Data excerpts:
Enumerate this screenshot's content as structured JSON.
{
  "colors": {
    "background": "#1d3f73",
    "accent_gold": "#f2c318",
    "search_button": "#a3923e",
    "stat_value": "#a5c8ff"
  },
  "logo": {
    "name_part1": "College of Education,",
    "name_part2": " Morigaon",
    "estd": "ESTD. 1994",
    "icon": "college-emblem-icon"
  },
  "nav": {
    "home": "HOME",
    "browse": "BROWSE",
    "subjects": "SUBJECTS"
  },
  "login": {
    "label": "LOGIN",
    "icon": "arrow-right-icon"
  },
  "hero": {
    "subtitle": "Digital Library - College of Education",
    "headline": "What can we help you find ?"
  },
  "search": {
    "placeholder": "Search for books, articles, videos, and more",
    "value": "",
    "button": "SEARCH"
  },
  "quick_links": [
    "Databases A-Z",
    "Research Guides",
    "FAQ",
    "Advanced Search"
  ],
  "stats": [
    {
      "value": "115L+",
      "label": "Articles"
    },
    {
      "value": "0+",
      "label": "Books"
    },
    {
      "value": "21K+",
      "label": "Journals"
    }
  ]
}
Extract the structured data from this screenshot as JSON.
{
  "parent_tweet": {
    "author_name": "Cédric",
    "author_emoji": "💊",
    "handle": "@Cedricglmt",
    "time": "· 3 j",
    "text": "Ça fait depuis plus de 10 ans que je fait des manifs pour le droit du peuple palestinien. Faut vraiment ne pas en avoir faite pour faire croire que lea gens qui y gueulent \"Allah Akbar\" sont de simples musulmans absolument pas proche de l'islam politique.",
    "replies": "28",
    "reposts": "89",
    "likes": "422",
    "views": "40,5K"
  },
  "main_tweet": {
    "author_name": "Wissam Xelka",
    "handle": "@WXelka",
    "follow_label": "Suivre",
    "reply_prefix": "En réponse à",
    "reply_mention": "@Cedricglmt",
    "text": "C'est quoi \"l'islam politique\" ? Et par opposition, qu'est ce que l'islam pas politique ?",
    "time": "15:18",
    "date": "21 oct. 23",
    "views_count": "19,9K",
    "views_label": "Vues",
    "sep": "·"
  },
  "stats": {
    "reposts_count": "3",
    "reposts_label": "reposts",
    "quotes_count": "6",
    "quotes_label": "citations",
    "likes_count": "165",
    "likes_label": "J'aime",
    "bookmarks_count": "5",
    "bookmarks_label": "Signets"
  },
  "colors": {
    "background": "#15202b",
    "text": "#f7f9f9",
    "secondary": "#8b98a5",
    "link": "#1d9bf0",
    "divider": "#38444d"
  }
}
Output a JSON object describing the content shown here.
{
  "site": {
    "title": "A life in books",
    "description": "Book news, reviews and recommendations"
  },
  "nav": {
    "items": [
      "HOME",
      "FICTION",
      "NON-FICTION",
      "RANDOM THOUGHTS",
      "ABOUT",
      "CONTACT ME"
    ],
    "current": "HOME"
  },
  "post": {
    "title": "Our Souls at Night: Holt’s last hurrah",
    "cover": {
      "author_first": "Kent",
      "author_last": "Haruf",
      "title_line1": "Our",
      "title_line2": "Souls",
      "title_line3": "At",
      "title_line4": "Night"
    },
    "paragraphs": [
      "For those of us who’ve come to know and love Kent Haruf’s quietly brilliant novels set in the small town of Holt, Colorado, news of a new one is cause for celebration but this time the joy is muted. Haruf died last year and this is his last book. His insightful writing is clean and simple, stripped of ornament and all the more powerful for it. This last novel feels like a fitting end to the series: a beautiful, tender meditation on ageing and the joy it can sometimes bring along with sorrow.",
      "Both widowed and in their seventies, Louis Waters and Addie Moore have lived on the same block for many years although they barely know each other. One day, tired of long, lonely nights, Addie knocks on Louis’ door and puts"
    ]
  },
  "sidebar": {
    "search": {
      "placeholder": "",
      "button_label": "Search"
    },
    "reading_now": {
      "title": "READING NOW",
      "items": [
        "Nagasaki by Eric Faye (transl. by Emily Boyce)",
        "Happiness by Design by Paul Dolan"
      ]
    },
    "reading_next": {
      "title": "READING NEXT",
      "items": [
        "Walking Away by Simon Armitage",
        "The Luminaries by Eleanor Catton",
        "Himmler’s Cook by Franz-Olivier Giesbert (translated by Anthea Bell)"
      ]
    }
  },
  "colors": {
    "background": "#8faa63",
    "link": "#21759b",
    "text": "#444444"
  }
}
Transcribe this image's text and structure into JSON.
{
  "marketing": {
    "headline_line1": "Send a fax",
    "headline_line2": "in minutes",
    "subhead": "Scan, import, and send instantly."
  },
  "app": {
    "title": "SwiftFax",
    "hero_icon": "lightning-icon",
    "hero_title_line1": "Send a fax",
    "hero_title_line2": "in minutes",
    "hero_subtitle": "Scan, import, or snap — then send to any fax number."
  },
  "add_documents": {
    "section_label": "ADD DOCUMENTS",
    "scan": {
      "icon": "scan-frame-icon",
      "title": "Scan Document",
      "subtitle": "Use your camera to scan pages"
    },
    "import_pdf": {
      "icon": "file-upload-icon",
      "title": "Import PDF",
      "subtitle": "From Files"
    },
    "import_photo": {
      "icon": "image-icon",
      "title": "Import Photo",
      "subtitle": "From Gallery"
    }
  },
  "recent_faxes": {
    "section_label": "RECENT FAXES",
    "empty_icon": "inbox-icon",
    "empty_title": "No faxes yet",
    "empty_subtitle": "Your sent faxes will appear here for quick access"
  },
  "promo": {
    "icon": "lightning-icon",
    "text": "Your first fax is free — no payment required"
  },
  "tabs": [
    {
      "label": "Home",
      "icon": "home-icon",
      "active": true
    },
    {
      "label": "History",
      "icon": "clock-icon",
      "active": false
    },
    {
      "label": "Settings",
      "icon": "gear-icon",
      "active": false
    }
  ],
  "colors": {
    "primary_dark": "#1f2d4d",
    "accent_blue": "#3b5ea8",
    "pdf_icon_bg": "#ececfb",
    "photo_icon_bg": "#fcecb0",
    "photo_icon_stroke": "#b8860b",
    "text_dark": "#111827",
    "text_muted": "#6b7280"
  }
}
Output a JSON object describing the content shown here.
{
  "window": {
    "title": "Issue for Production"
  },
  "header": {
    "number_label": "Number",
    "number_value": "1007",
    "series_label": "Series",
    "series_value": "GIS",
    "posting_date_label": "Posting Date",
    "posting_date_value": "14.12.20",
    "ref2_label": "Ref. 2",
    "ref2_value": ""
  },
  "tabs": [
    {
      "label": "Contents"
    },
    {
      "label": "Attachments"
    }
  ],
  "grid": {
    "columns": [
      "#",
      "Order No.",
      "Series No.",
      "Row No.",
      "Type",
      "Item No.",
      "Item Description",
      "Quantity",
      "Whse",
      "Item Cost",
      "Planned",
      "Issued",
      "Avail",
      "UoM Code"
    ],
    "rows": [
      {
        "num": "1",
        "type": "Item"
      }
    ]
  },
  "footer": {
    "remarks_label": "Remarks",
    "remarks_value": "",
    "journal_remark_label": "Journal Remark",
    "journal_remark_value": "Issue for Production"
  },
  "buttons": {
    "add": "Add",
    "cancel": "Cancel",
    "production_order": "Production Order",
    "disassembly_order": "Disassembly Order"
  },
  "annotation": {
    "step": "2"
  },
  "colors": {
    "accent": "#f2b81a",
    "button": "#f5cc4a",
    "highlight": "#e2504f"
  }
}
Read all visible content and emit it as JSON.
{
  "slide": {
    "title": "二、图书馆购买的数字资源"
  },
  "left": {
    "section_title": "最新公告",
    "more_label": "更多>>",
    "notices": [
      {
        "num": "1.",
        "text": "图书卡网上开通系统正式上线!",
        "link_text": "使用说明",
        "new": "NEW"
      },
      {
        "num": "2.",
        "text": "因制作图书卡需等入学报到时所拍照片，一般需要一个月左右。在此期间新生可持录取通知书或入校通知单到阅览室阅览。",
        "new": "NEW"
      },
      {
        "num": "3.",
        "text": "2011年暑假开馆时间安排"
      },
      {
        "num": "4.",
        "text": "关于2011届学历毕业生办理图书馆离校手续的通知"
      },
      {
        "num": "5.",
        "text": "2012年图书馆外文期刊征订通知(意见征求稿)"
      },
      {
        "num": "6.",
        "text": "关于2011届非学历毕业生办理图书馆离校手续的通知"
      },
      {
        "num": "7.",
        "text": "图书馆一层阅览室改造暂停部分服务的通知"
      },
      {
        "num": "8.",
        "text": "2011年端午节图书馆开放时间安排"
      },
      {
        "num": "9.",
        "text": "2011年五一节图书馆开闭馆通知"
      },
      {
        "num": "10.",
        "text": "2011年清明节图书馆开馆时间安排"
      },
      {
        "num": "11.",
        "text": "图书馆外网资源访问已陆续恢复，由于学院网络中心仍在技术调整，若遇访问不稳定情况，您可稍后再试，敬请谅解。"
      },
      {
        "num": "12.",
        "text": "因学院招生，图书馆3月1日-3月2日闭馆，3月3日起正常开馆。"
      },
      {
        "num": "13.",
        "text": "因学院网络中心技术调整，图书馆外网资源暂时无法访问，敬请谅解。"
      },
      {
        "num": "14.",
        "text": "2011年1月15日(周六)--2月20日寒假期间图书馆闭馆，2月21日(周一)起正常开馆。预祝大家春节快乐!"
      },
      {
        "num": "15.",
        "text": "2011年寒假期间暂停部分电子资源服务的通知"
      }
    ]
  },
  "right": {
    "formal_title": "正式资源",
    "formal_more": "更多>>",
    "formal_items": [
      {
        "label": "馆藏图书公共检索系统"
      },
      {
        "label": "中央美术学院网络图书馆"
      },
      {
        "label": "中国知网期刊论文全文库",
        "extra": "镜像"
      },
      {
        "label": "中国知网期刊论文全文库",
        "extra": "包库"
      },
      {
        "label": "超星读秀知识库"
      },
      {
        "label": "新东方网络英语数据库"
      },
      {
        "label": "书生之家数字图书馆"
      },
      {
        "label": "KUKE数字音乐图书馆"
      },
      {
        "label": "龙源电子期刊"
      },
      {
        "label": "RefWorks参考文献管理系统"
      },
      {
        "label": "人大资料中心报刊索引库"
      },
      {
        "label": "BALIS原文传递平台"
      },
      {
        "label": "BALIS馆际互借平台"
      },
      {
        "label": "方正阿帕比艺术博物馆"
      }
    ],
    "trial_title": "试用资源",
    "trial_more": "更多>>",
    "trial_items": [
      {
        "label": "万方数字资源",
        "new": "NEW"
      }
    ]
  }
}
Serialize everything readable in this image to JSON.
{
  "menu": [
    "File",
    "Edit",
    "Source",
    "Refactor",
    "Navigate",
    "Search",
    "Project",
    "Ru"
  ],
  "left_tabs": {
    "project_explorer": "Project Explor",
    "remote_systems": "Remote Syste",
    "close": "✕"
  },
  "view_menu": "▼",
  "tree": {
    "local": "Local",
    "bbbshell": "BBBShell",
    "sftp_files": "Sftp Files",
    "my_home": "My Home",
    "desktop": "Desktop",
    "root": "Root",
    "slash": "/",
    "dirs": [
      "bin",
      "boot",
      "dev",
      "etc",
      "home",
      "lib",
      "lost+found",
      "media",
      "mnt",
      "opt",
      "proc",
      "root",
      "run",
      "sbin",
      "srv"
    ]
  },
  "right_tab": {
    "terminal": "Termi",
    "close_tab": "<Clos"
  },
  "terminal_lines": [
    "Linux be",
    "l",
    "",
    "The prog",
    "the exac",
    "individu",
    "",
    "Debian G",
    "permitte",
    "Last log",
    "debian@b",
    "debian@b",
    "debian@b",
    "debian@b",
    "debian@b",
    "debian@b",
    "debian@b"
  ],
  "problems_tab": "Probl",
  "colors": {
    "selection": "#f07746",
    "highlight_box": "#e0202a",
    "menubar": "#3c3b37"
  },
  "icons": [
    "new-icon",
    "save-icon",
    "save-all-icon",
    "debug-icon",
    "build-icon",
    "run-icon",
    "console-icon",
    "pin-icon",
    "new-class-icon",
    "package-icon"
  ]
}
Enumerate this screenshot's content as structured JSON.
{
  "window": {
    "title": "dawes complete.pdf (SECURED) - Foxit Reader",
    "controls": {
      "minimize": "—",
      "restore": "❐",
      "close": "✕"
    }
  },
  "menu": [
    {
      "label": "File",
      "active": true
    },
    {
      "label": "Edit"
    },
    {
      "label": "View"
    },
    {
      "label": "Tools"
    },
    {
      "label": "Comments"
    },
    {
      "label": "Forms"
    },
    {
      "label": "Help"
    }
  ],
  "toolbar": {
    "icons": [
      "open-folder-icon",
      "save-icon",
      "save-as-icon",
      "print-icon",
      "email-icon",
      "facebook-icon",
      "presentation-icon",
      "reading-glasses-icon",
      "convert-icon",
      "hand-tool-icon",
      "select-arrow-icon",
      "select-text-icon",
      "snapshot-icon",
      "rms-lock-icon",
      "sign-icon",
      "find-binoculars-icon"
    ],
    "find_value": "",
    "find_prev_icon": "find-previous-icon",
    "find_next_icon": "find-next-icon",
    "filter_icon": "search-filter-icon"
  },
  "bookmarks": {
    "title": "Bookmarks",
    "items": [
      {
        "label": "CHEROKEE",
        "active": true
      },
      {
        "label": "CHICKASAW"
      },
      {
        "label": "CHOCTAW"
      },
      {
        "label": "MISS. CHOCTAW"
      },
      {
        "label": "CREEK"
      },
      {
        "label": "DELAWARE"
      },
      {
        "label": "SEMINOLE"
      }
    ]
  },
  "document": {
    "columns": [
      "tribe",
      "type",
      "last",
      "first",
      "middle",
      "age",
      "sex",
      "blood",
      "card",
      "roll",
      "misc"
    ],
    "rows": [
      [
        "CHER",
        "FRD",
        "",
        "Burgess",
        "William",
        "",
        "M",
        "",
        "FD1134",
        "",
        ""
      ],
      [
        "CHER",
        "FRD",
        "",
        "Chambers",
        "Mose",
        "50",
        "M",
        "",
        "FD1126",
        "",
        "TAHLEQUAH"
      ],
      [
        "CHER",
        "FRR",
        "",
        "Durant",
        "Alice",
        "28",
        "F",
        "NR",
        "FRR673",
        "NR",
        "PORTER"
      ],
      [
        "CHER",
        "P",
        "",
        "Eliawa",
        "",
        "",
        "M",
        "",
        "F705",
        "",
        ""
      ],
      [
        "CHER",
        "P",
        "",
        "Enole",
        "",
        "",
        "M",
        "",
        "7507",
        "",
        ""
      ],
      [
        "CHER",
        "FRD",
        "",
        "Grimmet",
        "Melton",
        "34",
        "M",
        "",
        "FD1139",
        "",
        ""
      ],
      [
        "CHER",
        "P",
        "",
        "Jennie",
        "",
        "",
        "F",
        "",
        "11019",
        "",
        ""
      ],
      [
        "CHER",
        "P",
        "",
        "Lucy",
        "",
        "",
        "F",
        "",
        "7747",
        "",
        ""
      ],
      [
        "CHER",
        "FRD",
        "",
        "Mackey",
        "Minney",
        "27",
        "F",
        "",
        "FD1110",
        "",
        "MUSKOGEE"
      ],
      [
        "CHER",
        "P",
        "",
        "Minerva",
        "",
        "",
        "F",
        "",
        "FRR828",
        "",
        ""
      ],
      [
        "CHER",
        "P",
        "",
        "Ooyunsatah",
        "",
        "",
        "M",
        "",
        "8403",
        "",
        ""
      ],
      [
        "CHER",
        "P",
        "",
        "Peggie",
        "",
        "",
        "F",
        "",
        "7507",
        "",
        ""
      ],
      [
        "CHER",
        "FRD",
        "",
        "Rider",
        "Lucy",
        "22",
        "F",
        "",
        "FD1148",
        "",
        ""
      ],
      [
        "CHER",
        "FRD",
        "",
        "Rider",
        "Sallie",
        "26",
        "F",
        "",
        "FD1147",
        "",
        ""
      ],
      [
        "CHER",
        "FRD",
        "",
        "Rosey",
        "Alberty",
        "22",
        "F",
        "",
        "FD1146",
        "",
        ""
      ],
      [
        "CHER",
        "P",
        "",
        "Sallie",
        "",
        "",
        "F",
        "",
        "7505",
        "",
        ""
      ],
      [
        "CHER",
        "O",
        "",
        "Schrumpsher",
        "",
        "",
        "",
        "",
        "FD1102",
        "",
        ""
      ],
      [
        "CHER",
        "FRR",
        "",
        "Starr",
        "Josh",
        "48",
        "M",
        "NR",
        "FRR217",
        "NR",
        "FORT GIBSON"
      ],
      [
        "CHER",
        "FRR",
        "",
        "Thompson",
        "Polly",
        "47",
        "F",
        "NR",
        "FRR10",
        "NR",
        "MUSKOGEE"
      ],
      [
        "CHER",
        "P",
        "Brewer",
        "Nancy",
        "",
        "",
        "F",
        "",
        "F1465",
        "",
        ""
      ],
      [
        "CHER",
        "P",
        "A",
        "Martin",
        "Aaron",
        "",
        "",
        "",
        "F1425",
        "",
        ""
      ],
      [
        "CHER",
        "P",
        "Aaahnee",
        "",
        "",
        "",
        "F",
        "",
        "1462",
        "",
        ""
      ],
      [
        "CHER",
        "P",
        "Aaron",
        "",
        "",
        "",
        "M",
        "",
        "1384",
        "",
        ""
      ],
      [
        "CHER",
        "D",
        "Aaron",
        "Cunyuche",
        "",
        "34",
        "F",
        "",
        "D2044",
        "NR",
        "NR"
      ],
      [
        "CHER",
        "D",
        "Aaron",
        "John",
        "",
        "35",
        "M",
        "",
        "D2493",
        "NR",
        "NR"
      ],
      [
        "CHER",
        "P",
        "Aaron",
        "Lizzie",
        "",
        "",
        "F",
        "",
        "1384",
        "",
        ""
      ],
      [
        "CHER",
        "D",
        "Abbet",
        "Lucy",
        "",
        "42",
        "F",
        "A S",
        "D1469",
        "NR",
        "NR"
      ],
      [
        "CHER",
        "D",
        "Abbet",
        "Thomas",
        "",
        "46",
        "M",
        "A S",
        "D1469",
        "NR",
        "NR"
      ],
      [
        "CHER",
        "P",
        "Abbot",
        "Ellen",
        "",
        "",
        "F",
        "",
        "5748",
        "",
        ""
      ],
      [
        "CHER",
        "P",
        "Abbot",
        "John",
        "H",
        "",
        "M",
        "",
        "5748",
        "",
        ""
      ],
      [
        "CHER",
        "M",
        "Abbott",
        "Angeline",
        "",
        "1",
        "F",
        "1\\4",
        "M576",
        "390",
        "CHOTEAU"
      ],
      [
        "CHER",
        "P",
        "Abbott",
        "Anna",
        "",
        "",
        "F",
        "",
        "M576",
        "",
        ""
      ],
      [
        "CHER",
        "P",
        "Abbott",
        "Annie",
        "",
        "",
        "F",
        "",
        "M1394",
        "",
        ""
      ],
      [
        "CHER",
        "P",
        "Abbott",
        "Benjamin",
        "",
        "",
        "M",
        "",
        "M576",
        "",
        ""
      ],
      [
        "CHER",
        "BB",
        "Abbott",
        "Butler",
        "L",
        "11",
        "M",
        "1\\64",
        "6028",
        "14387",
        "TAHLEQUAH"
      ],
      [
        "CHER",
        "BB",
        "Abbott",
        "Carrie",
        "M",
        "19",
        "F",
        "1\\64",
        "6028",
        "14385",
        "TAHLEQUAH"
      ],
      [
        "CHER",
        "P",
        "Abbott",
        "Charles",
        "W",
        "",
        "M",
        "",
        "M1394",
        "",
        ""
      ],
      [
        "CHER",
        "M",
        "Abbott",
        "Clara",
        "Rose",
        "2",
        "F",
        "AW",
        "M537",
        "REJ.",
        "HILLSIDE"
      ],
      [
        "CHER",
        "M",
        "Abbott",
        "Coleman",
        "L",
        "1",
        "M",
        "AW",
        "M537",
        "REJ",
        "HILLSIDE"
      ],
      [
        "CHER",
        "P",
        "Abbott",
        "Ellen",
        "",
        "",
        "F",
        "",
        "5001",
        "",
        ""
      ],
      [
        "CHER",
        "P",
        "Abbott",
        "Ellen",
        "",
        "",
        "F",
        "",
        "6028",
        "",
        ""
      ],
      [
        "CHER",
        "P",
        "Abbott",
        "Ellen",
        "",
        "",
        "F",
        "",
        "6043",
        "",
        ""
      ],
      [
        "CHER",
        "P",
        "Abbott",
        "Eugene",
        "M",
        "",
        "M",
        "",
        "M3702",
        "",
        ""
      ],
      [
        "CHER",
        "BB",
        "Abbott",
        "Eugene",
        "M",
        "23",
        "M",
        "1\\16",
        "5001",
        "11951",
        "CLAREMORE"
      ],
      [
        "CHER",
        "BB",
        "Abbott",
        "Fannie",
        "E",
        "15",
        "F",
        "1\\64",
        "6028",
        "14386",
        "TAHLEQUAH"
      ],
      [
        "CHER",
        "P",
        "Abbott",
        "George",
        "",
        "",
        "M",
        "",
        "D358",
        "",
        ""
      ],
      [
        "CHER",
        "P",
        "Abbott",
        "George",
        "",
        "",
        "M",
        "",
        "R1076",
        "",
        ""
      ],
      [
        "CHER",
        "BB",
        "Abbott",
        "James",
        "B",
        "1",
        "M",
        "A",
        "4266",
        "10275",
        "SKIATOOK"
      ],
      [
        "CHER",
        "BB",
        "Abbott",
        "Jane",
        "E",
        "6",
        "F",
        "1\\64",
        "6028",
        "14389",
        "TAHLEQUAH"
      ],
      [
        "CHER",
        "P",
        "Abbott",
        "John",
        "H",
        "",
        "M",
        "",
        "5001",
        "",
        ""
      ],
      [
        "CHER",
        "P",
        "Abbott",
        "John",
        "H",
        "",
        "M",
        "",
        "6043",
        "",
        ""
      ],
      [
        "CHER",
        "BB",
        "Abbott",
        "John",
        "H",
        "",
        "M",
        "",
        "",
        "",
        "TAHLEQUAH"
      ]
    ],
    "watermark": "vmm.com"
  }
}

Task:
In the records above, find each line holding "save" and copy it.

Task response:
    "save-icon",
    "save-all-icon",
      "save-icon",
      "save-as-icon",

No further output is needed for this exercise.